WORK TO COMPLETE: Please reproduce all the records exactly while leaving out their pictures.

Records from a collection
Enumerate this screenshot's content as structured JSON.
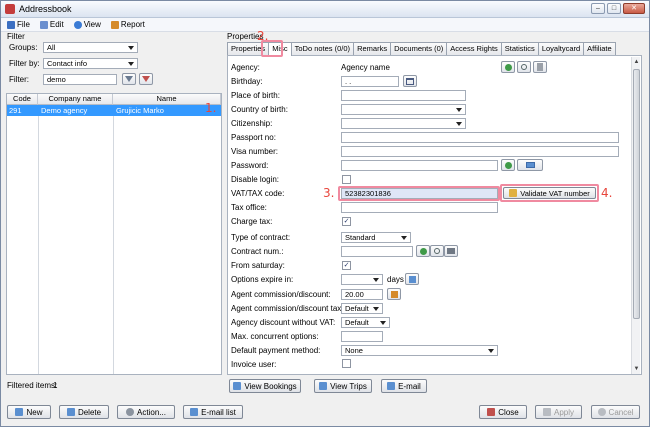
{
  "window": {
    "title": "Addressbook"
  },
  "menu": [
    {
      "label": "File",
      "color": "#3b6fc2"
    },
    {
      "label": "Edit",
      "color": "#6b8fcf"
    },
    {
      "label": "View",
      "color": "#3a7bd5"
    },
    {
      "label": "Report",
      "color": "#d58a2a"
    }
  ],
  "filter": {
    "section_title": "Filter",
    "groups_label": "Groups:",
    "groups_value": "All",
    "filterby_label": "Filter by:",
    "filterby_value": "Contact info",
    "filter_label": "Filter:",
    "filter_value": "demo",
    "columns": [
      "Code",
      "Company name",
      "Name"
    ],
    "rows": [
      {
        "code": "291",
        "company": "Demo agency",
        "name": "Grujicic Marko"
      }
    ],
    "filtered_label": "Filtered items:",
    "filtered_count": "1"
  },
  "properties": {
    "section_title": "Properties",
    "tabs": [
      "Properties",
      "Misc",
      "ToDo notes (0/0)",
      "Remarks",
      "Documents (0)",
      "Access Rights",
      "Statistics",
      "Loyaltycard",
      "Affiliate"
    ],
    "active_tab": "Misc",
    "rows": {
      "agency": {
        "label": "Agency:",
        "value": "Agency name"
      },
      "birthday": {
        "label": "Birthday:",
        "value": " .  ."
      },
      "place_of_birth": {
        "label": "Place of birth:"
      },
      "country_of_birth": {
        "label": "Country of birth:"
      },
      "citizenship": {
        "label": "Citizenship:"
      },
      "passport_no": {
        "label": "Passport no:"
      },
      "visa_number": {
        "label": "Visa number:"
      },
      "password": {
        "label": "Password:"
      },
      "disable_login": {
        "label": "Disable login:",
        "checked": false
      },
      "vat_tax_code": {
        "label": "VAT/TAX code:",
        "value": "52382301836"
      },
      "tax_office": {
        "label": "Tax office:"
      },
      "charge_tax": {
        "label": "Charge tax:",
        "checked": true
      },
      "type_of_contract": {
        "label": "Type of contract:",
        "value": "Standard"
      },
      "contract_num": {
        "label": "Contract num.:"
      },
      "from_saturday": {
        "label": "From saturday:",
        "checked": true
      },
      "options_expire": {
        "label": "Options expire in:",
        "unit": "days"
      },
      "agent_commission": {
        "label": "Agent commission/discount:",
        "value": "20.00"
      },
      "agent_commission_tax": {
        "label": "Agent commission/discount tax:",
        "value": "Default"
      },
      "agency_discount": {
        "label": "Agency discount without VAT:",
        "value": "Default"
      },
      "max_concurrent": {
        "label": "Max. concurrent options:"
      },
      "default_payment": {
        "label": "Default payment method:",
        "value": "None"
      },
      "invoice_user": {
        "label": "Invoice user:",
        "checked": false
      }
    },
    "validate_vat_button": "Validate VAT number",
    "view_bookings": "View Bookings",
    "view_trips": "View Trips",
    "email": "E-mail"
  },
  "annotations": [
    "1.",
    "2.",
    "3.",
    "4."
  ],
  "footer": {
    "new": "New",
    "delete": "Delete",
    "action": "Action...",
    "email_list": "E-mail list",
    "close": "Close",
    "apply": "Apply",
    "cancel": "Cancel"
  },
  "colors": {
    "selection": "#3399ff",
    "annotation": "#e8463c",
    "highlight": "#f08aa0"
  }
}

TASK RESULT:
Enumerate this screenshot's content as structured JSON.
{
  "window": {
    "title": "Addressbook"
  },
  "menu": [
    {
      "label": "File",
      "color": "#3b6fc2"
    },
    {
      "label": "Edit",
      "color": "#6b8fcf"
    },
    {
      "label": "View",
      "color": "#3a7bd5"
    },
    {
      "label": "Report",
      "color": "#d58a2a"
    }
  ],
  "filter": {
    "section_title": "Filter",
    "groups_label": "Groups:",
    "groups_value": "All",
    "filterby_label": "Filter by:",
    "filterby_value": "Contact info",
    "filter_label": "Filter:",
    "filter_value": "demo",
    "columns": [
      "Code",
      "Company name",
      "Name"
    ],
    "rows": [
      {
        "code": "291",
        "company": "Demo agency",
        "name": "Grujicic Marko"
      }
    ],
    "filtered_label": "Filtered items:",
    "filtered_count": "1"
  },
  "properties": {
    "section_title": "Properties",
    "tabs": [
      "Properties",
      "Misc",
      "ToDo notes (0/0)",
      "Remarks",
      "Documents (0)",
      "Access Rights",
      "Statistics",
      "Loyaltycard",
      "Affiliate"
    ],
    "active_tab": "Misc",
    "rows": {
      "agency": {
        "label": "Agency:",
        "value": "Agency name"
      },
      "birthday": {
        "label": "Birthday:",
        "value": " .  ."
      },
      "place_of_birth": {
        "label": "Place of birth:"
      },
      "country_of_birth": {
        "label": "Country of birth:"
      },
      "citizenship": {
        "label": "Citizenship:"
      },
      "passport_no": {
        "label": "Passport no:"
      },
      "visa_number": {
        "label": "Visa number:"
      },
      "password": {
        "label": "Password:"
      },
      "disable_login": {
        "label": "Disable login:",
        "checked": false
      },
      "vat_tax_code": {
        "label": "VAT/TAX code:",
        "value": "52382301836"
      },
      "tax_office": {
        "label": "Tax office:"
      },
      "charge_tax": {
        "label": "Charge tax:",
        "checked": true
      },
      "type_of_contract": {
        "label": "Type of contract:",
        "value": "Standard"
      },
      "contract_num": {
        "label": "Contract num.:"
      },
      "from_saturday": {
        "label": "From saturday:",
        "checked": true
      },
      "options_expire": {
        "label": "Options expire in:",
        "unit": "days"
      },
      "agent_commission": {
        "label": "Agent commission/discount:",
        "value": "20.00"
      },
      "agent_commission_tax": {
        "label": "Agent commission/discount tax:",
        "value": "Default"
      },
      "agency_discount": {
        "label": "Agency discount without VAT:",
        "value": "Default"
      },
      "max_concurrent": {
        "label": "Max. concurrent options:"
      },
      "default_payment": {
        "label": "Default payment method:",
        "value": "None"
      },
      "invoice_user": {
        "label": "Invoice user:",
        "checked": false
      }
    },
    "validate_vat_button": "Validate VAT number",
    "view_bookings": "View Bookings",
    "view_trips": "View Trips",
    "email": "E-mail"
  },
  "annotations": [
    "1.",
    "2.",
    "3.",
    "4."
  ],
  "footer": {
    "new": "New",
    "delete": "Delete",
    "action": "Action...",
    "email_list": "E-mail list",
    "close": "Close",
    "apply": "Apply",
    "cancel": "Cancel"
  },
  "colors": {
    "selection": "#3399ff",
    "annotation": "#e8463c",
    "highlight": "#f08aa0"
  }
}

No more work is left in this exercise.